PiQ has a unique restroom arrangement: you carry a metal pitcher attached to a key card into their elevator, take it down to the basement and follow signs around a corridor to the bathroom and then repeat the trip.
I was so tired I almost didn’t go to our Tuesday sketch night but our destination, El Cerrito Natural Grocery, was near home so I pushed myself out the door. I only managed the sketch above, made standing using a shopping cart as my table. Even the colors looked tired. Cathy focused on the meat department and entertained the butchers with her drawings of them. Her chicken sketch is a hoot.
We left at 8:00 when the store closed and then I sat in my car for a few minutes, checking my email on my phone while trying to talk myself out of a trip to the ice cream shop. My phone rang: “Hello, this is El Cerrito Natural and you left your little notebook in your shopping cart.”
Thank goodness I always put a note on the first page of every journal: “IF LOST PLEASE CALL…” with my phone number. I said I was still in the parking lot and ran back to the front door and gratefully took it home.
This was another drawing while tired. I tried taking a walk to Peet’s coffee to wake myself up. Since caffeine is no longer an option, the walking and an iced decaf had to do the trick. It didn’t. I was just more tired when I got home but at least I got to sketch a bit (and didn’t lose my sketchbook this time).

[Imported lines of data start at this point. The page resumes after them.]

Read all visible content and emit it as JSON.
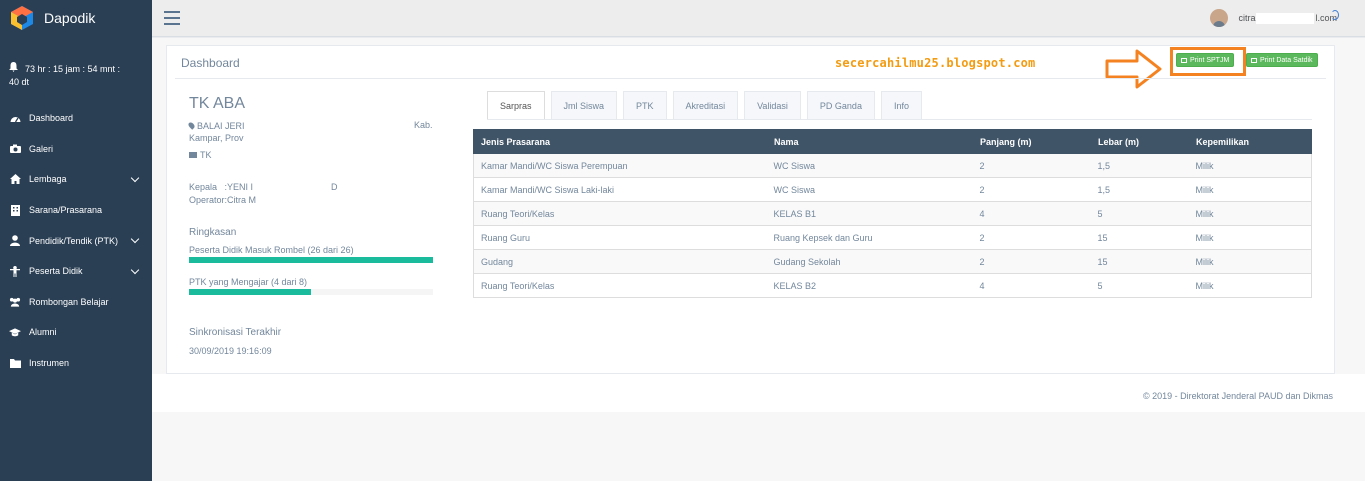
{
  "brand": {
    "name": "Dapodik"
  },
  "timer": {
    "line1": "73 hr : 15 jam : 54 mnt :",
    "line2": "40 dt"
  },
  "sidebar": {
    "items": [
      {
        "label": "Dashboard",
        "icon": "dashboard-icon",
        "has_children": false
      },
      {
        "label": "Galeri",
        "icon": "camera-icon",
        "has_children": false
      },
      {
        "label": "Lembaga",
        "icon": "home-icon",
        "has_children": true
      },
      {
        "label": "Sarana/Prasarana",
        "icon": "building-icon",
        "has_children": false
      },
      {
        "label": "Pendidik/Tendik (PTK)",
        "icon": "user-icon",
        "has_children": true
      },
      {
        "label": "Peserta Didik",
        "icon": "child-icon",
        "has_children": true
      },
      {
        "label": "Rombongan Belajar",
        "icon": "users-icon",
        "has_children": false
      },
      {
        "label": "Alumni",
        "icon": "graduation-cap-icon",
        "has_children": false
      },
      {
        "label": "Instrumen",
        "icon": "folder-icon",
        "has_children": false
      }
    ]
  },
  "topbar": {
    "user_prefix": "citra",
    "user_suffix": "l.com"
  },
  "panel": {
    "title": "Dashboard",
    "watermark": "secercahilmu25.blogspot.com",
    "btn_print_sptjm": "Print SPTJM",
    "btn_print_satdik": "Print Data Satdik"
  },
  "school": {
    "name": "TK ABA",
    "address_line1": "BALAI JERI",
    "address_kab": "Kab.",
    "address_line2": "Kampar, Prov",
    "jenjang": "TK",
    "kepala_label": "Kepala",
    "kepala_value": ":YENI I",
    "kepala_tail": "D",
    "operator_label": "Operator:",
    "operator_value": "Citra M"
  },
  "ringkasan": {
    "title": "Ringkasan",
    "items": [
      {
        "label": "Peserta Didik Masuk Rombel (26 dari 26)",
        "fraction": 1.0
      },
      {
        "label": "PTK yang Mengajar (4 dari 8)",
        "fraction": 0.5
      }
    ]
  },
  "sync": {
    "title": "Sinkronisasi Terakhir",
    "date": "30/09/2019 19:16:09"
  },
  "tabs": [
    {
      "label": "Sarpras",
      "active": true
    },
    {
      "label": "Jml Siswa",
      "active": false
    },
    {
      "label": "PTK",
      "active": false
    },
    {
      "label": "Akreditasi",
      "active": false
    },
    {
      "label": "Validasi",
      "active": false
    },
    {
      "label": "PD Ganda",
      "active": false
    },
    {
      "label": "Info",
      "active": false
    }
  ],
  "table": {
    "headers": [
      "Jenis Prasarana",
      "Nama",
      "Panjang (m)",
      "Lebar (m)",
      "Kepemilikan"
    ],
    "rows": [
      [
        "Kamar Mandi/WC Siswa Perempuan",
        "WC Siswa",
        "2",
        "1,5",
        "Milik"
      ],
      [
        "Kamar Mandi/WC Siswa Laki-laki",
        "WC Siswa",
        "2",
        "1,5",
        "Milik"
      ],
      [
        "Ruang Teori/Kelas",
        "KELAS B1",
        "4",
        "5",
        "Milik"
      ],
      [
        "Ruang Guru",
        "Ruang Kepsek dan Guru",
        "2",
        "15",
        "Milik"
      ],
      [
        "Gudang",
        "Gudang Sekolah",
        "2",
        "15",
        "Milik"
      ],
      [
        "Ruang Teori/Kelas",
        "KELAS B2",
        "4",
        "5",
        "Milik"
      ]
    ]
  },
  "footer": {
    "text": "©   2019 - Direktorat Jenderal PAUD dan Dikmas"
  },
  "colors": {
    "sidebar": "#2a3f54",
    "accent": "#1abb9c",
    "button": "#5cb85c",
    "highlight": "#f58220",
    "table_header": "#405467"
  }
}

I watched the blind woman at the next table (in the sketch above) make a phone call by listening carefully to the tone as she pushed each number. Her friend arrived shortly afterwards, also blind, walking a large black poodle.
Two things I wondered:
If you’re meeting someone and you can’t see them, how do you know they’re there or arriving without calling out “Susie are you here…” or phoning?
Why don’t you ever see standard poodles as guide dogs? I live near a center for the blind and also often see people training guide dogs on our subway system. They’re never poodles. Though they do always wear very cute booties–I wonder why?